----- The data

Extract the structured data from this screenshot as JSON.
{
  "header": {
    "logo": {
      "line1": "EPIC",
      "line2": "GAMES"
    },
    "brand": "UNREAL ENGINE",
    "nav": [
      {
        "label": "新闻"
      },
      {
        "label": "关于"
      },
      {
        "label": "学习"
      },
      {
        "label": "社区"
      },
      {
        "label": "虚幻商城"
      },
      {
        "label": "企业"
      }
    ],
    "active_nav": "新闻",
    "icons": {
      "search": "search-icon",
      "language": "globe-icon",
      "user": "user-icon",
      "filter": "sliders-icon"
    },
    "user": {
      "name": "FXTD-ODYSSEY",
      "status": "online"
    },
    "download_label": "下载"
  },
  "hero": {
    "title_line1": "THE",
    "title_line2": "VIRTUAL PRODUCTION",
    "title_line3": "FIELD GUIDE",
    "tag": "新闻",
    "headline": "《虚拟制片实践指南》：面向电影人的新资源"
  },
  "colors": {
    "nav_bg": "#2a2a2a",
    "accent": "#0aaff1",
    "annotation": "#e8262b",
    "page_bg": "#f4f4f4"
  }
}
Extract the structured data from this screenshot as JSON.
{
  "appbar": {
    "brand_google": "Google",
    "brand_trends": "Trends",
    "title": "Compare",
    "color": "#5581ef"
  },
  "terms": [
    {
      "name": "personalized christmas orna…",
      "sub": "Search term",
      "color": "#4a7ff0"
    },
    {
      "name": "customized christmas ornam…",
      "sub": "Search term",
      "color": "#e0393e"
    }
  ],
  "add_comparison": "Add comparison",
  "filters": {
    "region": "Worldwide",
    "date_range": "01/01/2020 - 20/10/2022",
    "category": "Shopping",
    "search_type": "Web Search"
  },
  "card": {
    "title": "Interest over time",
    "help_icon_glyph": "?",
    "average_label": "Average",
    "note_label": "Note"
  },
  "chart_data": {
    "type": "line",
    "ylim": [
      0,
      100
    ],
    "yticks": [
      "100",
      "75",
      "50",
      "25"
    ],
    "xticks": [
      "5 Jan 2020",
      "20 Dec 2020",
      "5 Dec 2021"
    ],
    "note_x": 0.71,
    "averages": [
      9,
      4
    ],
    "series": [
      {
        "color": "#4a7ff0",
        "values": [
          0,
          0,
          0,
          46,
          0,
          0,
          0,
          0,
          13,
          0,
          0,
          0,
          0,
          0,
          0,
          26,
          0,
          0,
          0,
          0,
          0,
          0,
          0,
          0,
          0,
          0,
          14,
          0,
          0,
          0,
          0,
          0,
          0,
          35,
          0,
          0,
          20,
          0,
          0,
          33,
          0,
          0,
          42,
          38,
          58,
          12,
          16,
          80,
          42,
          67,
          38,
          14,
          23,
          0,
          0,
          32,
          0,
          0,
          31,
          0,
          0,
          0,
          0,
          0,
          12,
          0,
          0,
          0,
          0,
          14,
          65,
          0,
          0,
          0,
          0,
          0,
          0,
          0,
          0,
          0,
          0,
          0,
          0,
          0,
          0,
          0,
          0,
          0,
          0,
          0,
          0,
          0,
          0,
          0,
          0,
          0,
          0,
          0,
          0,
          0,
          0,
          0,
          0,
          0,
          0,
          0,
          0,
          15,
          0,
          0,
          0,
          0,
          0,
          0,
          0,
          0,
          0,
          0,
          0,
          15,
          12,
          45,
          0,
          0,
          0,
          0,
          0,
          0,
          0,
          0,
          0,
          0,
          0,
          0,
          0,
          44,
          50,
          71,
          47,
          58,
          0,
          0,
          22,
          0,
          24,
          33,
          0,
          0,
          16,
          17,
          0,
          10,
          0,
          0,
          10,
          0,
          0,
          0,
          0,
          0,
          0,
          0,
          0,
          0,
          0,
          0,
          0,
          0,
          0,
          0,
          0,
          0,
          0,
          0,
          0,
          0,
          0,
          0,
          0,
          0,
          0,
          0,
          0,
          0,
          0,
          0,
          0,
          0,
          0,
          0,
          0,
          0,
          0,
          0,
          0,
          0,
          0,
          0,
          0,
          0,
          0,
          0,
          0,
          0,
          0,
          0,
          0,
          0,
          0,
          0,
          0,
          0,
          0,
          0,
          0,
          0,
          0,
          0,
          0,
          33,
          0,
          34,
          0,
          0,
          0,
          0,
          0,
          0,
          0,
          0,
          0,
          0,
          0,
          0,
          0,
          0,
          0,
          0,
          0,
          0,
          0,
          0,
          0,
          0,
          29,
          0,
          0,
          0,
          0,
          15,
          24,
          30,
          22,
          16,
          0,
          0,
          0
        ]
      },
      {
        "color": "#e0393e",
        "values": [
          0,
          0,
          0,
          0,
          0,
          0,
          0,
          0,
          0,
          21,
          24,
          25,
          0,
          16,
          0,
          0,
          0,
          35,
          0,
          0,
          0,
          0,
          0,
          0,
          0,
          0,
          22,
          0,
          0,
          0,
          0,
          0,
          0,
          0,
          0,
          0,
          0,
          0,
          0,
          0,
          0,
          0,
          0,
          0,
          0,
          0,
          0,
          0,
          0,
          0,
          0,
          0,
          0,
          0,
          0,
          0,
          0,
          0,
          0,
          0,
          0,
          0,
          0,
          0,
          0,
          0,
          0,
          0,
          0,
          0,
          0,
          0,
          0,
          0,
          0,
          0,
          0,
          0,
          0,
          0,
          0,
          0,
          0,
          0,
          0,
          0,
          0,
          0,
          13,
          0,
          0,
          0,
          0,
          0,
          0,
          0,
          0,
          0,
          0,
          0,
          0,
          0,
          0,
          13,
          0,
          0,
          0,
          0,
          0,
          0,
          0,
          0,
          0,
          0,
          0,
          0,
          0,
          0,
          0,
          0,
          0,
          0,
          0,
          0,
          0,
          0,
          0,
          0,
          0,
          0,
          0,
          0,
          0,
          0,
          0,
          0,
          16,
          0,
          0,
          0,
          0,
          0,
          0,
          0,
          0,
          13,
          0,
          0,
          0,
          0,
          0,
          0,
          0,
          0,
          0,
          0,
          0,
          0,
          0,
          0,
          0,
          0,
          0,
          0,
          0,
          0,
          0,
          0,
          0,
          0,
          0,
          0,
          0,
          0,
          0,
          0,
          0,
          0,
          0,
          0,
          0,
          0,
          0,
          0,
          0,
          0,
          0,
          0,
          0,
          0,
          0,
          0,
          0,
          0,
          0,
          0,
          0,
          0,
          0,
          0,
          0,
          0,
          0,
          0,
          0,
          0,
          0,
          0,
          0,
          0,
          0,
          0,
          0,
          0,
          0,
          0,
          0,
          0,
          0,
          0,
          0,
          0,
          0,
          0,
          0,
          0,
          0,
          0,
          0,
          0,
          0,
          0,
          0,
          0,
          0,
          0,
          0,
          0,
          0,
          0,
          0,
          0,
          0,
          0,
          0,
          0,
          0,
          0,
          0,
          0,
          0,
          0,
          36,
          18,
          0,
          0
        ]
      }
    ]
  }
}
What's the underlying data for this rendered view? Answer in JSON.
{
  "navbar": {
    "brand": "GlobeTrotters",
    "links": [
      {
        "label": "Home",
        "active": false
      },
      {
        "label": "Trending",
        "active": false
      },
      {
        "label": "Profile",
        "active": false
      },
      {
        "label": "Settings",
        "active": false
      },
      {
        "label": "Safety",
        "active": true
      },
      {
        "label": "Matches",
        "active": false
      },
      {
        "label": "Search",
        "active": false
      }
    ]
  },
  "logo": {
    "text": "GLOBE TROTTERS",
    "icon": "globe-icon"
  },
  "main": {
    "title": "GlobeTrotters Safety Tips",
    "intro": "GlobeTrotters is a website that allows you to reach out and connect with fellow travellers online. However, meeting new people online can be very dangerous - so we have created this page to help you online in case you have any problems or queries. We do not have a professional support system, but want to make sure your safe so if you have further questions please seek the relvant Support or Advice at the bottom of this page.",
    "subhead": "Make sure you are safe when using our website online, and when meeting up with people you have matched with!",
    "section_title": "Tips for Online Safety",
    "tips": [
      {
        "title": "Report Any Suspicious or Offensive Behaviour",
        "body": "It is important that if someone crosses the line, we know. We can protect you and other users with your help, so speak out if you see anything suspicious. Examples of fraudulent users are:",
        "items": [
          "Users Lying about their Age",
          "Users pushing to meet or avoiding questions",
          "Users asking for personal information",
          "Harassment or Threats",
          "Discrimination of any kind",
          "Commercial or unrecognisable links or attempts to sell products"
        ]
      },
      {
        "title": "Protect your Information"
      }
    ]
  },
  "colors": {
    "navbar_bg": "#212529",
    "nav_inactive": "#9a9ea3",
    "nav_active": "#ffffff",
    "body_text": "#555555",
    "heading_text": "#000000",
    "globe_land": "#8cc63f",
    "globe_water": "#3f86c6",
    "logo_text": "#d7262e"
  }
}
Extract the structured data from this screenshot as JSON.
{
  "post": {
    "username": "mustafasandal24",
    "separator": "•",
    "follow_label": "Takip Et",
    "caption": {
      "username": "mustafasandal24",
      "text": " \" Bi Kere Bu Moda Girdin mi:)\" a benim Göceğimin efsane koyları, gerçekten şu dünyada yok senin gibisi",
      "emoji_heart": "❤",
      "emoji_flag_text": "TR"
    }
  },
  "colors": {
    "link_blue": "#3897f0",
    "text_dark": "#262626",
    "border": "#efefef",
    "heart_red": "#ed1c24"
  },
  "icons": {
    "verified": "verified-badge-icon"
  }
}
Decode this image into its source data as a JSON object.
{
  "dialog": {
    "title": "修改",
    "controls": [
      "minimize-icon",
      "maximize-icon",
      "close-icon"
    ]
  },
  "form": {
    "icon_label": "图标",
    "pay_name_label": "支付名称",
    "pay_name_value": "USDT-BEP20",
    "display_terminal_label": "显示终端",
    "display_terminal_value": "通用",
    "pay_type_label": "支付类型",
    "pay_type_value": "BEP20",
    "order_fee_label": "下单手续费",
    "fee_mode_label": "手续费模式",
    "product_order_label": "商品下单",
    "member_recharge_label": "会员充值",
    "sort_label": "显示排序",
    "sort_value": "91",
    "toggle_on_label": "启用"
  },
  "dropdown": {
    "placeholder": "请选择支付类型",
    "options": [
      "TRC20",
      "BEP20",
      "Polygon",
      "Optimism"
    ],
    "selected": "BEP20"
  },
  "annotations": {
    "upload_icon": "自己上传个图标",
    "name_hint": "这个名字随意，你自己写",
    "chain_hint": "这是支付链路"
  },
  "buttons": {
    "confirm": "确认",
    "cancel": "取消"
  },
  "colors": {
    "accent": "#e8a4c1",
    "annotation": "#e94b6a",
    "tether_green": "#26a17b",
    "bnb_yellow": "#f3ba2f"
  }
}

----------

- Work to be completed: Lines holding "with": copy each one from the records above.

- Result:
    "intro": "GlobeTrotters is a website that allows you to reach out and connect with fellow travellers online. However, meeting new people online can be very dangerous - so we have created this page to help you online in case you have any problems or queries. We do not have a professional support system, but want to make sure your safe so if you have further questions please seek the relvant Support or Advice at the bottom of this page.",
    "subhead": "Make sure you are safe when using our website online, and when meeting up with people you have matched with!",
        "body": "It is important that if someone crosses the line, we know. We can protect you and other users with your help, so speak out if you see anything suspicious. Examples of fraudulent users are:",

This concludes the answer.